Sunday, June 24, 2012

Getting Ready to Sell

We are about to sell our house (it will be listed tomorrow!). That is easier said than done. Unless you keep your house looking like an excerpt from "House Beautiful", it is a massive undertaking. We have kept our house fairly well tended to and clean, but the idea of someone looking in all your cabinets and closets and scrutinizing your baseboards and corners really kicks things up a notch. You can certainly sell "as is", but you take a huge price hit (based on what I've heard). So we have been cleaning, and painting, and packing for some time now. Here is what I've learned:
  • In all the years prior to selling, don't buy anything you don't really need. The less you have, the better your life will be. No, really. Trust me. I have gotten rid of so many things I now wish we'd never bought.
  • Use Home Depot boxes and U-Haul tape. I've tried lots of brands of both and those are the best.
  • Going to the dump is fun!
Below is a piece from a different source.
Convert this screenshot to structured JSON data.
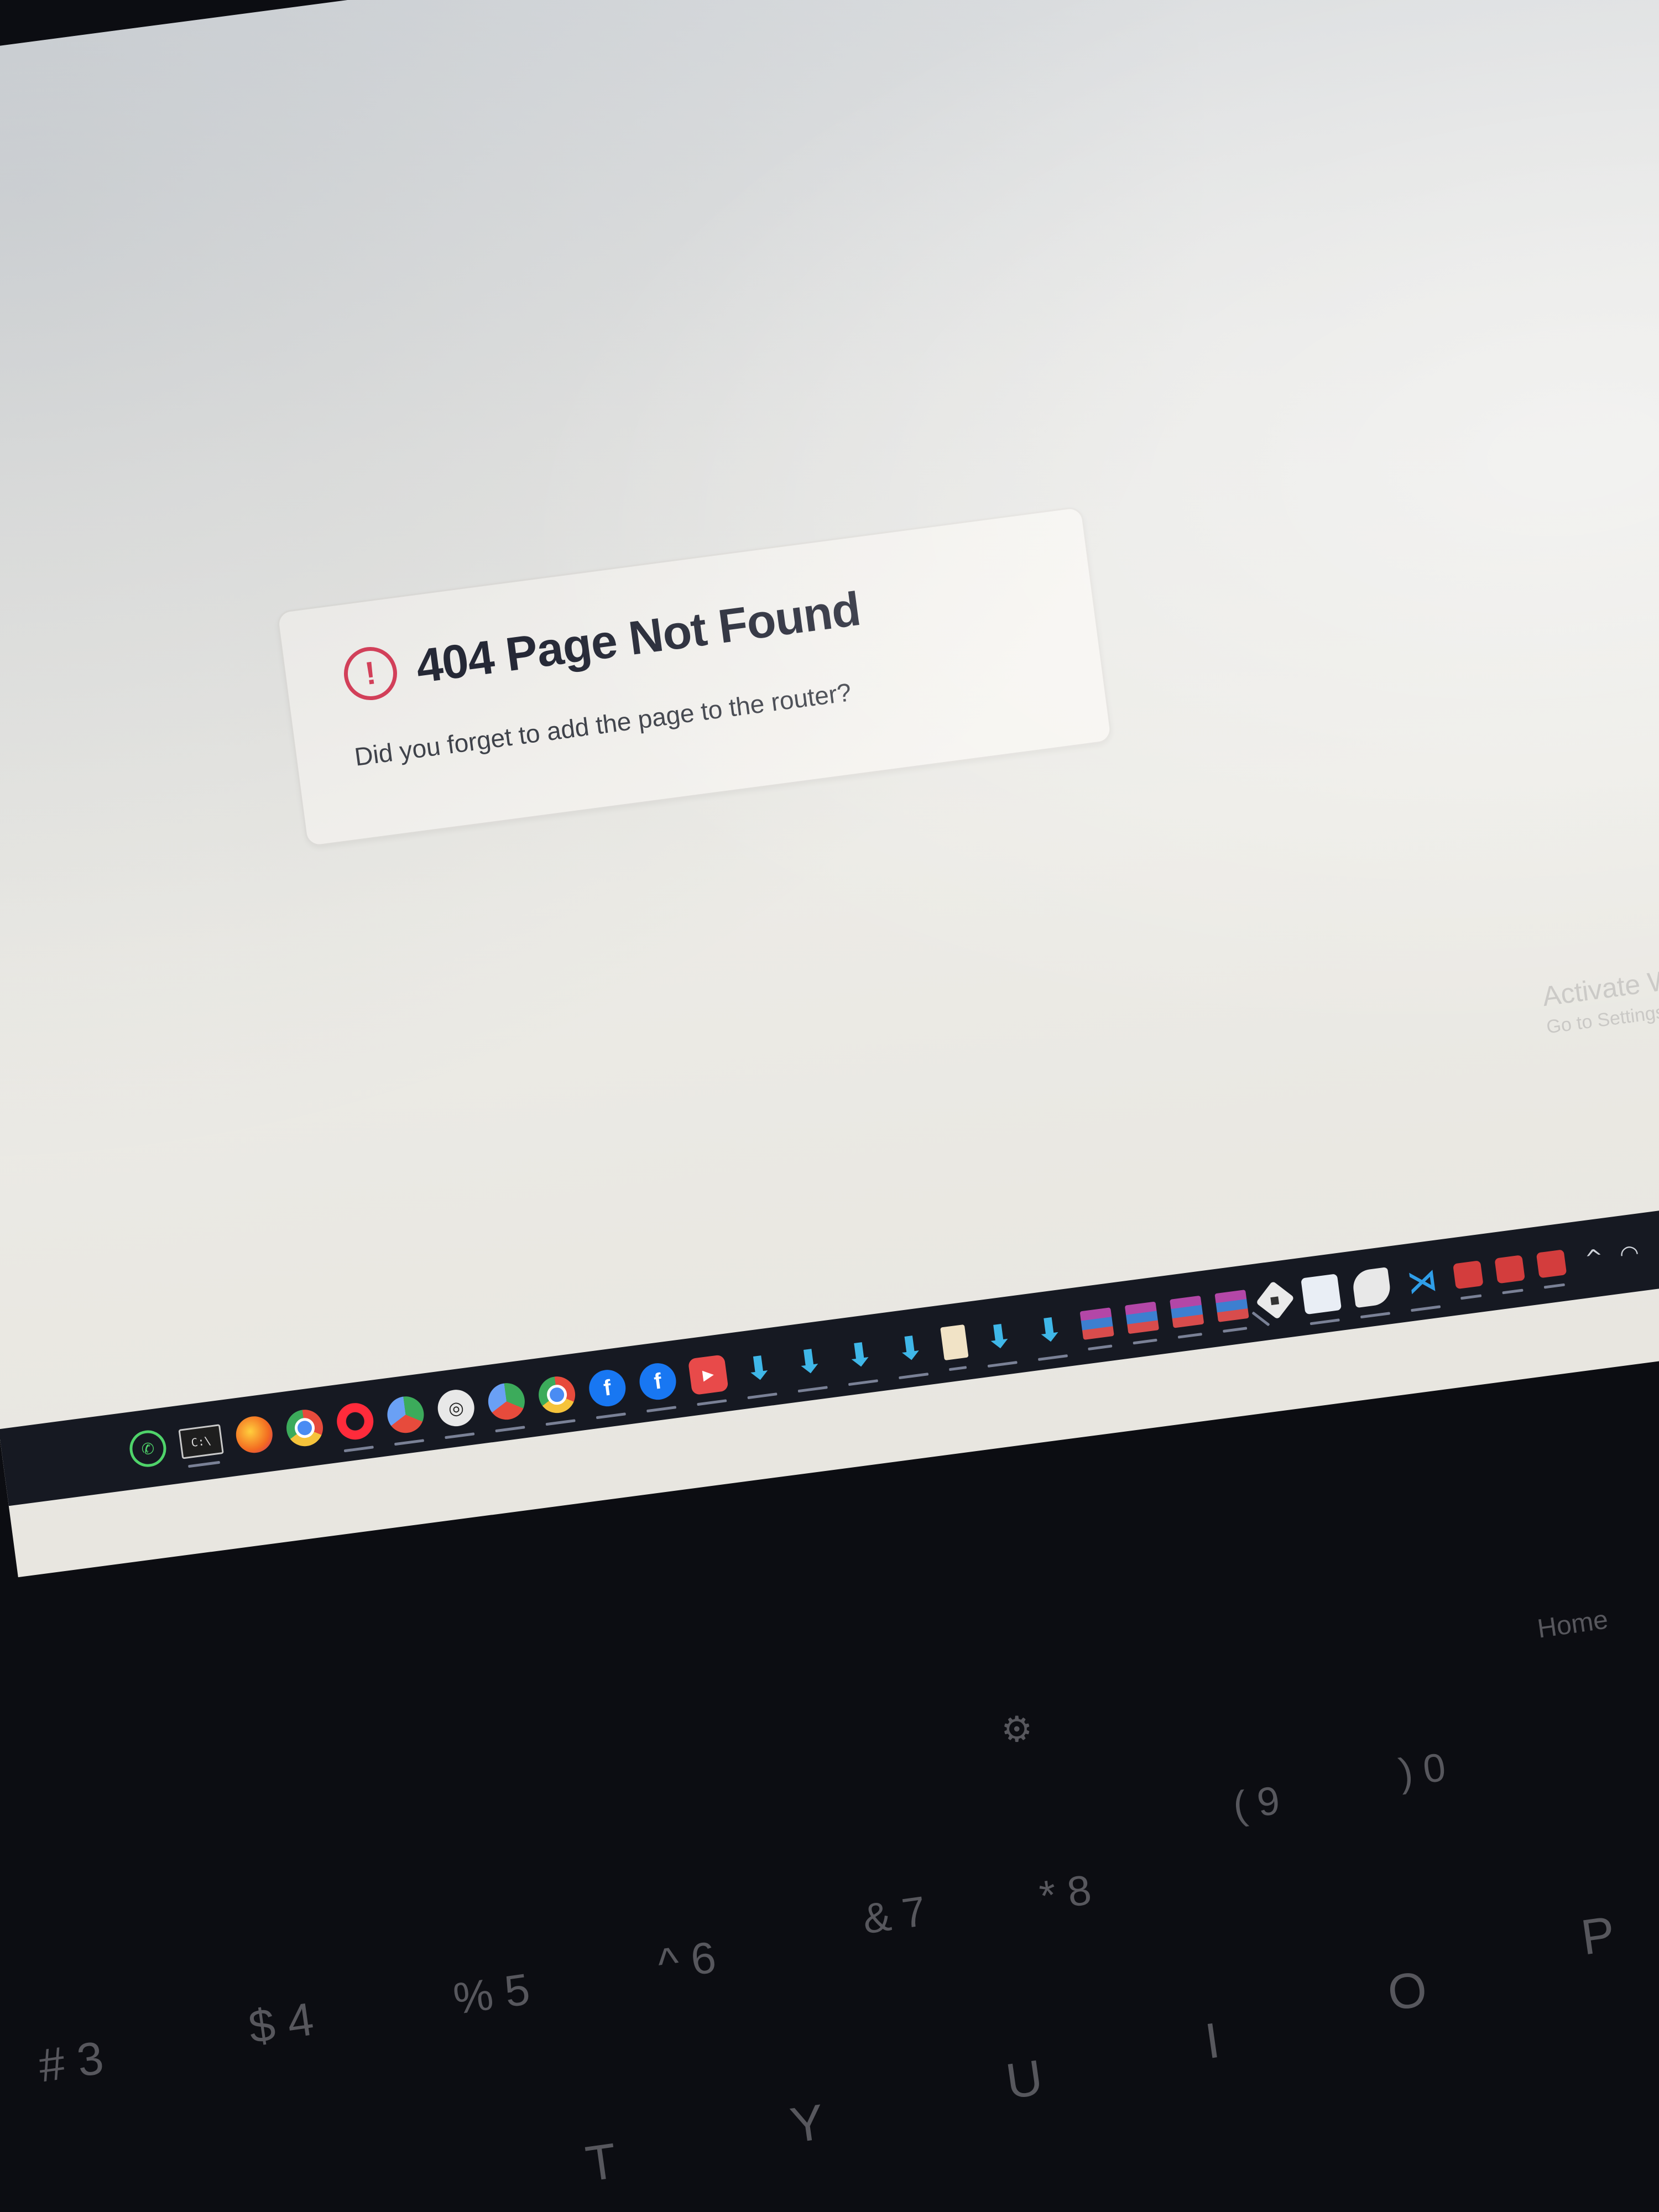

If you have anything broken or defunct, load it all up and take it out there at once. It is only $35 for a full pickup truck load and it is lots of fun tipping stuff into a pit. Just make sure you cover your load to save an extra $20 charge.
  • Give things away. I was too lazy to try to sell our stuff so we have been giving it away for free. It has been immensely satisfying. I don't think the amount of money I could have made would have equaled the happiness we have brought to others or the needs we have met.
  • Start decluterring 2 and a half months in advance and cleaning/repairing a month and a half in advance. Leave the last few weeks for prepping/staging.
  • Be ruthless. If you don't love it, get rid of it.
  • Don't paint cabinets. It is not worth it. Even if they clash with the other decor, just deal with it.
  • You will get an amazing workout. Expect to lose weight and experience lots of muscle soreness. Also, expect to get very little sleep the last few weeks before you list the house. Set a date to take pictures with your Realtor and then just pretend you are getting ready for finals in college and tell yourself it will all be over soon.
  • Put your environmentalist tendencies aside. You will be dumping water on the lawn to keep the grass green. You will eventually break down and eat sandwiches every day off of paper plates because the thought of doing dishes while keeping the house constantly looking like no one actually lives there is overwhelming.
  • Go ahead and pack all hobby related items. You will have no free time.
And for some comic relief now that we are done: Be sure and check out "The House That Loves Paint" (among many other funny ones).

Wednesday, June 20, 2012

Minimalist Packing

I really enjoy the concept of minimalist packing. It keeps you from feeling weighed down when you travel. It frees up time and mental energy. When you return home, there is not a mountain a laundry to do.

There are lots of resources on the web, but here is my take on traveling light from my last week long trip:

From upper left, clockwise: shorts and shirt, shorts and shirt for pajamas (but could be worn to go for a walk/exercise), flip flops, grey leggings, snack bars, a magazine and notebook and my Kindle, chargers (phone, Kindle, camera battery, and headphones), shoes, comb, Tide to-go, 3 pairs socks, 4 pair underwear, swimsuit, jacket. Not pictured are deodorant, toothbrush, toothpaste, face cream, sunscreen, and camera. All of this fit neatly in my small backpack with room to spare. I wore a lightweight dress which was my primary clothing except when hiking or sleeping (or swimming, obviously!). You can buy "travel dresses" from REI or various websites, but you can save a ton of money by locating one with similar properties at the thrift store or Ross. A good dress for travel should be lightweight, a dark color, a conservative cut (so it works at a variety of places), and a high percentage of synthetic fibers (except nothing strecthy). Most synthetic fibers will dry much quicker than natural fibers. Just think of the shorts and skirts that dry the fastest when doing laundry at home and try to find a dress (or pants/shirt if you are a guy) in a similar material. Quick dry is important because then you can wash them in the sink, hang them up, and have them be dry within in a day.

My husband and I did a similar minimalist packing experiment when we went to Ecuador. That time we did invest in REI pants. That was the best clothing investment ever. After the trip, I wore those pants to do hundreds of hours of field work in rough conditions. They held up beautifully and are only just now getting too worn out to travel with (unfortunately, I snagged myself climbing over a wire fence and got concrete adhesive on them).